Language injections let you work with pieces of code in other languages embedded in your code. When you inject a language (such as HTML, CSS, XML, RegExp, and so on) into a string literal, you get comprehensive code assistance for editing that literal.
Temporarily inject a language
By default, the IDE injects a language temporarily. It means that if you delete the embedded element, the injection will be lost as well.
Place the caret inside the string literal, tag, or attribute, in which you want to inject a language and press Alt+Enter (or use the intention action icon ).
Select Inject language or reference and choose the language you want to inject.
Inject a language permanently using @Language
If you want to keep the injection permanently, select Inject language or reference, and choose the language you want to inject.
Press Alt+Enter again when you see the popup prompting you to replace the injection with an annotation.
Alternatively, on a blank line before the target string literal, type
The IDE inserts the
@Language annotation with the corresponding language ID.
Open an injection editor
Place the caret within the injected code piece and press Alt+Enter (or use the intention action icon ).
Select Edit <language ID> Fragment.
IntelliJ IDEA will open a dedicated editor section for editing the code with the injected language. This editor provides full coding assistance, including code completion, inspections, intentions and code style actions.
Use language injection comments
Add a blank line before the target string literal, and type the following comment:// language=<language_ID>
For comments, use the syntax of the language you want to inject. Language IDs are generally intuitive, for example, SQL, RegExp, XML, HTML.
A language fragment may be combined with a prefix and a suffix that act together as a wrapper, turning the fragment into a syntactically complete language unit. When editing your code, you can see prefixes and suffixes only in the fragment editor. They are not shown in the main editor.
The prefix and the suffix can be included in the injection comment as follows:
Place the caret at the code fragment and press Alt+Enter (or use the intention action icon ).
Select Uninject language or reference.
To cancel a language injection, you can also delete the injection comment or annotation.
Configure rules for automatic injections
In IntelliJ IDEA, there is a set of predefined rules according to which the IDE automatically injects languages in certain places in your code.
You can configure language injection rules on the Editor | Language Injections page of the IDE settings Ctrl+Alt+S.
All pre-defined injection rules are configured for the Built-in scope. In other words, they are global (and therefore available in all IntelliJ IDEA projects). Custom rules can be configured for the IDE or for one project only. To change the scope of custom injections, use the .
To share a custom rule through VCS, move it to the Project scope using the corresponding option on the toolbar. By doing so, you will create a new file in the .idea directory named IntelliLang.xml with your custom rules that you can place under version control.
If you don’t use a VCS, you can share your rules by exporting them to XML files (click on the toolbar) and then importing them to another project.

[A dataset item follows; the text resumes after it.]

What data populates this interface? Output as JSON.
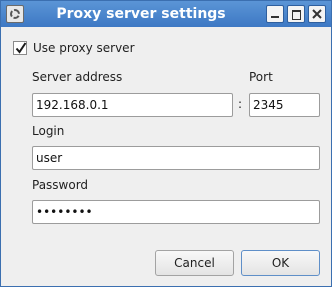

To configure custom injection rules, click to add a new rule, or copy a predefined rule and change its settings.
For more information about controls, refer to Language injections.
Example: inject SQL in Java
You can configure the settings so that each time you use a certain method, the IDE will inject the selected language, for example, SQL.
In the Settings dialog Ctrl+Alt+S, go to .
Click and select Java Parameter.
From the ID list, select SQL.
In the Class Methods field, enter the method that you want to take an SQL parameter. You can type the method manually, or click and select the method in the Select Class dialog.
If the method takes multiple parameters, they will be displayed in the dialog. Select the ones that you want to use.
Apply the changes and close the dialog.